Prince Andrew has opened up for the first time to defend his former friendship with US financier Jeffrey Epstein, saying “at no stage” did he “see or suspect” any criminal behavior.

Jeffrey Epstein, 66, took his own life in a jail cell this month while awaiting trial on trafficking charges.

In a statement, Prince Andrew said he wanted to “clarify the facts” around his “former association or friendship” with Epstein.

The Duke of York, 59, said it was a “mistake” to meet Epstein after he left prison in 2010.

He said: “During the time I knew him, I saw him infrequently and probably no more than only once or twice a year.

“I have stayed in a number of his residences. At no stage during the limited time I spent with him did I see, witness or suspect any behavior of the sort that subsequently led to his arrest and conviction.”

Prince Andrew – who said he first met Jeffrey Epstein in 1999 – added that he had “tremendous sympathy” for all those affected by Epstein’s behavior.

The duke said: “His suicide has left many unanswered questions and I acknowledge and sympathize with everyone who has been affected and wants some form of closure.”

Allegations against Jeffrey Epstein began to surface in 2005 when the parents of a 14-year-old girl told police in Florida he had molested their daughter at his Palm Beach home.

The financier was accused of paying underage girls to perform s** acts at his Manhattan and Florida mansions between 2002 and 2005.

A controversial secret plea deal saw Jeffrey Eptstein plead guilty to a lesser charge of soliciting a minor for prostitution.

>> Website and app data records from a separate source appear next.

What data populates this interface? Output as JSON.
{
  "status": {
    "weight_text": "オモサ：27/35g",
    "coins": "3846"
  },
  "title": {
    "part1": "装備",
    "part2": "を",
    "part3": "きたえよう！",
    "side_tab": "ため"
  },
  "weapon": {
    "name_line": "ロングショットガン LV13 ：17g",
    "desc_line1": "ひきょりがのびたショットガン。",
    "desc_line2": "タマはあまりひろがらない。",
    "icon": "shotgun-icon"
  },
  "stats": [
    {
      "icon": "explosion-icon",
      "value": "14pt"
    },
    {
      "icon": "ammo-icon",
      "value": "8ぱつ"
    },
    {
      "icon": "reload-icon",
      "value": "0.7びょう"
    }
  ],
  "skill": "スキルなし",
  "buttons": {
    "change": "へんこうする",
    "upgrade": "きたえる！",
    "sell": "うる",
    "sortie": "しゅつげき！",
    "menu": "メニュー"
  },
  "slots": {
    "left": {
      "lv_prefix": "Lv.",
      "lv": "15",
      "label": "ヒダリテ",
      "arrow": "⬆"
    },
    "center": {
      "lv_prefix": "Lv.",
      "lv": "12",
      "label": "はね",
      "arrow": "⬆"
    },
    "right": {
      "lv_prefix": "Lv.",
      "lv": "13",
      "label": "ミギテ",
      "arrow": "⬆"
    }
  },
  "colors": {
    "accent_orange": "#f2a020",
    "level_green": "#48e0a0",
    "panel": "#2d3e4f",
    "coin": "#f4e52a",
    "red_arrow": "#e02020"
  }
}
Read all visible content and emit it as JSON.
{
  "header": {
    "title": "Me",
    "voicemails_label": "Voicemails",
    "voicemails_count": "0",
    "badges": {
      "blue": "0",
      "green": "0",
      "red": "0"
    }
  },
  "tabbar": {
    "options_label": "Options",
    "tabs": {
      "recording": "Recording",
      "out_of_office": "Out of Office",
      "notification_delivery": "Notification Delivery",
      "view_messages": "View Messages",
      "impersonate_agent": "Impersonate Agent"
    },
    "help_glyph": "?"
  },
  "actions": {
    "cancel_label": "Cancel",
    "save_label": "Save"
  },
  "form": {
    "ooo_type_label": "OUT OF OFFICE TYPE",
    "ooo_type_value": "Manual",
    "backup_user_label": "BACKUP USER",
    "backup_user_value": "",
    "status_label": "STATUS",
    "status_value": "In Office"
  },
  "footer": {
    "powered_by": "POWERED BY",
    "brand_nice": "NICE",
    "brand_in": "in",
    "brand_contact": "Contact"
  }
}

The tycoon received an 18-month prison sentence and was released on probation in 2010.

Prince Andrew named in US lawsuit against Jeffrey Epstein

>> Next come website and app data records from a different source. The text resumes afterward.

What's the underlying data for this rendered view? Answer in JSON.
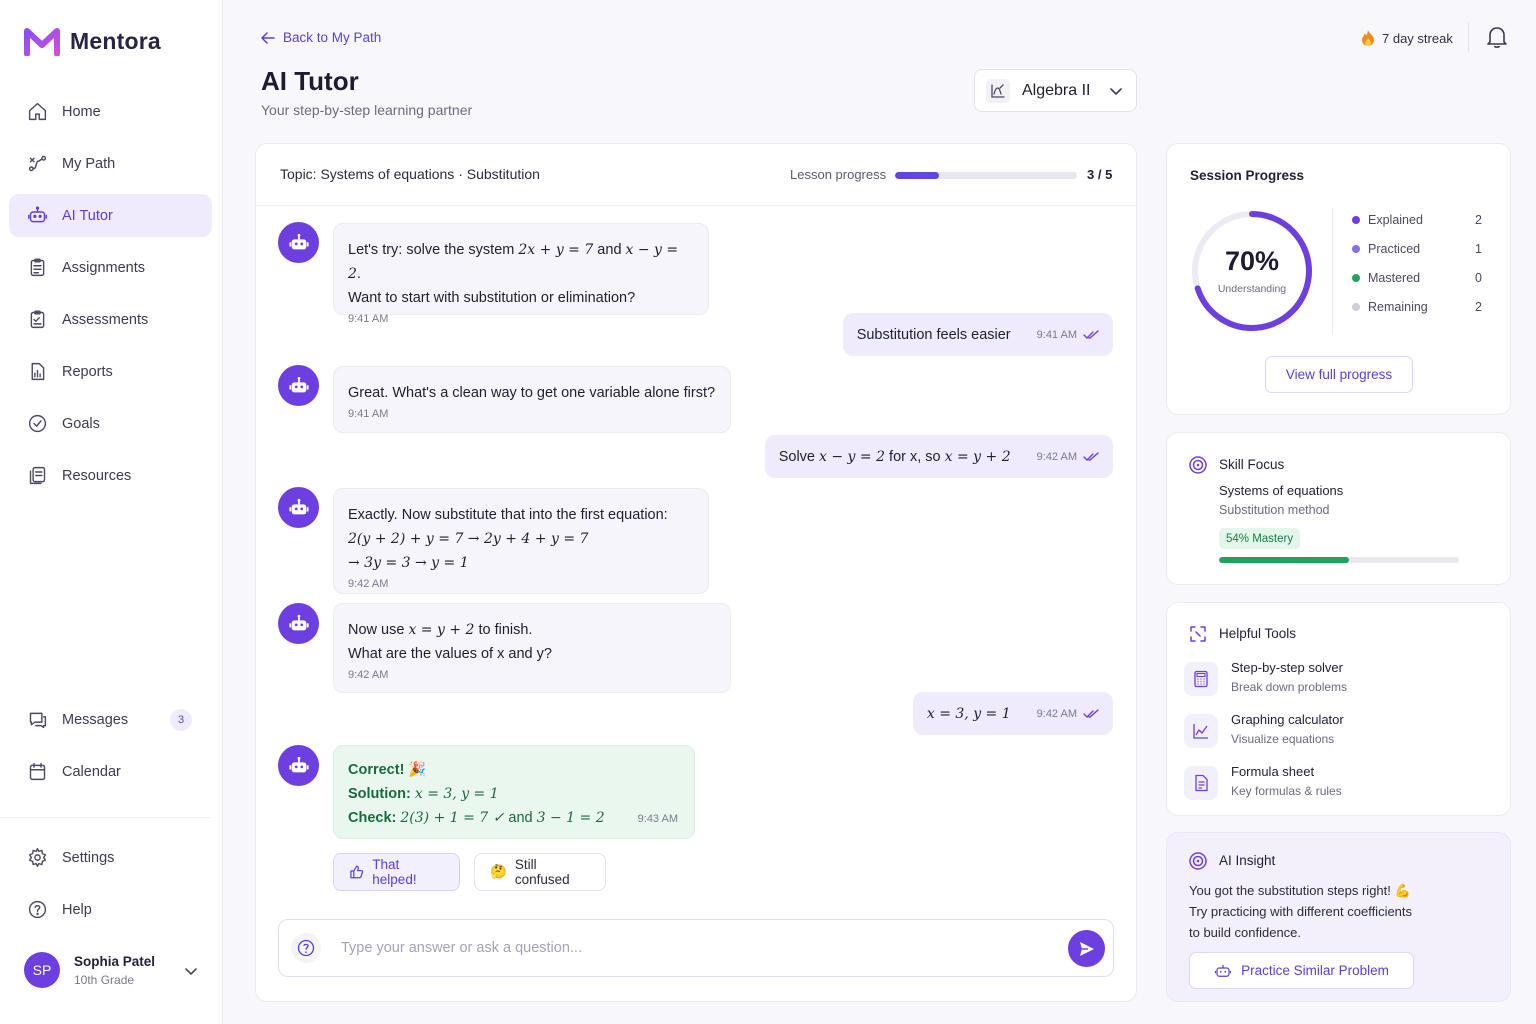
{
  "app": {
    "name": "Mentora"
  },
  "sidebar": {
    "items": [
      {
        "label": "Home",
        "icon": "home-icon"
      },
      {
        "label": "My Path",
        "icon": "path-icon"
      },
      {
        "label": "AI Tutor",
        "icon": "robot-icon",
        "active": true
      },
      {
        "label": "Assignments",
        "icon": "clipboard-icon"
      },
      {
        "label": "Assessments",
        "icon": "checklist-icon"
      },
      {
        "label": "Reports",
        "icon": "report-icon"
      },
      {
        "label": "Goals",
        "icon": "check-circle-icon"
      },
      {
        "label": "Resources",
        "icon": "files-icon"
      }
    ],
    "messages": {
      "label": "Messages",
      "count": "3"
    },
    "calendar": {
      "label": "Calendar"
    },
    "settings": {
      "label": "Settings"
    },
    "help": {
      "label": "Help"
    },
    "user": {
      "initials": "SP",
      "name": "Sophia Patel",
      "grade": "10th Grade"
    }
  },
  "header": {
    "back_label": "Back to My Path",
    "title": "AI Tutor",
    "subtitle": "Your step-by-step learning partner",
    "subject": "Algebra II",
    "streak": "7 day streak"
  },
  "chat": {
    "topic": "Topic: Systems of equations",
    "subtopic": "Substitution",
    "lesson_label": "Lesson progress",
    "lesson_done": 3,
    "lesson_total": 5,
    "lesson_count": "3 / 5",
    "messages": {
      "m1": {
        "line1a": "Let's try: solve the system ",
        "math1": "2x + y = 7",
        "and": " and ",
        "math2": "x − y = 2",
        "end": ".",
        "line2": "Want to start with substitution or elimination?",
        "time": "9:41 AM"
      },
      "u1": {
        "text": "Substitution feels easier",
        "time": "9:41 AM"
      },
      "m2": {
        "text": "Great. What's a clean way to get one variable alone first?",
        "time": "9:41 AM"
      },
      "u2": {
        "pre": "Solve ",
        "math1": "x − y = 2",
        "mid": " for x, so ",
        "math2": "x = y + 2",
        "time": "9:42 AM"
      },
      "m3": {
        "line1": "Exactly. Now substitute that into the first equation:",
        "math1": "2(y + 2) + y = 7 → 2y + 4 + y = 7",
        "math2": "→ 3y = 3 → y = 1",
        "time": "9:42 AM"
      },
      "m4": {
        "pre": "Now use ",
        "math": "x = y + 2",
        "post": " to finish.",
        "line2": "What are the values of x and y?",
        "time": "9:42 AM"
      },
      "u3": {
        "math": "x = 3,  y = 1",
        "time": "9:42 AM"
      },
      "m5": {
        "correct": "Correct! 🎉",
        "solution_label": "Solution:",
        "solution": "x = 3,  y = 1",
        "check_label": "Check:",
        "check_math1": "2(3) + 1 = 7 ✓",
        "check_and": " and ",
        "check_math2": "3 − 1 = 2",
        "time": "9:43 AM"
      }
    },
    "feedback": {
      "helped": "That helped!",
      "confused_emoji": "🤔",
      "confused": "Still confused"
    },
    "input": {
      "placeholder": "Type your answer or ask a question..."
    }
  },
  "session": {
    "title": "Session Progress",
    "percent_value": 70,
    "percent": "70%",
    "understanding": "Understanding",
    "stats": [
      {
        "label": "Explained",
        "value": "2",
        "color": "#6d3fe0"
      },
      {
        "label": "Practiced",
        "value": "1",
        "color": "#8b6cf0"
      },
      {
        "label": "Mastered",
        "value": "0",
        "color": "#22a35a"
      },
      {
        "label": "Remaining",
        "value": "2",
        "color": "#cfcfdb"
      }
    ],
    "view_button": "View full progress"
  },
  "skill": {
    "title": "Skill Focus",
    "name": "Systems of equations",
    "method": "Substitution method",
    "mastery_label": "54% Mastery",
    "mastery_value": 54
  },
  "tools": {
    "title": "Helpful Tools",
    "items": [
      {
        "name": "Step-by-step solver",
        "desc": "Break down problems",
        "icon": "calculator-icon"
      },
      {
        "name": "Graphing calculator",
        "desc": "Visualize equations",
        "icon": "graph-icon"
      },
      {
        "name": "Formula sheet",
        "desc": "Key formulas & rules",
        "icon": "document-icon"
      }
    ]
  },
  "insight": {
    "title": "AI Insight",
    "line1": "You got the substitution steps right! 💪",
    "line2": "Try practicing with different coefficients",
    "line3": "to build confidence.",
    "button": "Practice Similar Problem"
  },
  "colors": {
    "accent": "#6d3fe0",
    "success": "#22a35a"
  }
}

Prince Andrew was photographed with Jeffrey Epstein in New York’s Central Park in late 2010 – after the financier was released from jail.

Footage has also emerged reportedly showing Prince Andrew at Epstein’s mansion in Manhattan in 2010.

In the statement, released on August 24, the prince added: “I have said previously that it was a mistake and an error to see him after his release in 2010 and I can only reiterate my regret that I was mistaken to think that what I thought I knew of him was evidently not the real person, given what we now know.

“This is a difficult time for everyone involved and I am at a loss to be able to understand or explain Mr. Epstein’s lifestyle.

“I deplore the exploitation of any human being and would not condone, participate in, or encourage any such behavior.”

In July 2019, Jeffrey Epstein was charged in New York with further allegations of trafficking and conspiracy and was due to face trial next year.

Jeffrey pleaded not guilty to all the charges but if convicted, was facing up to 45 years in prison.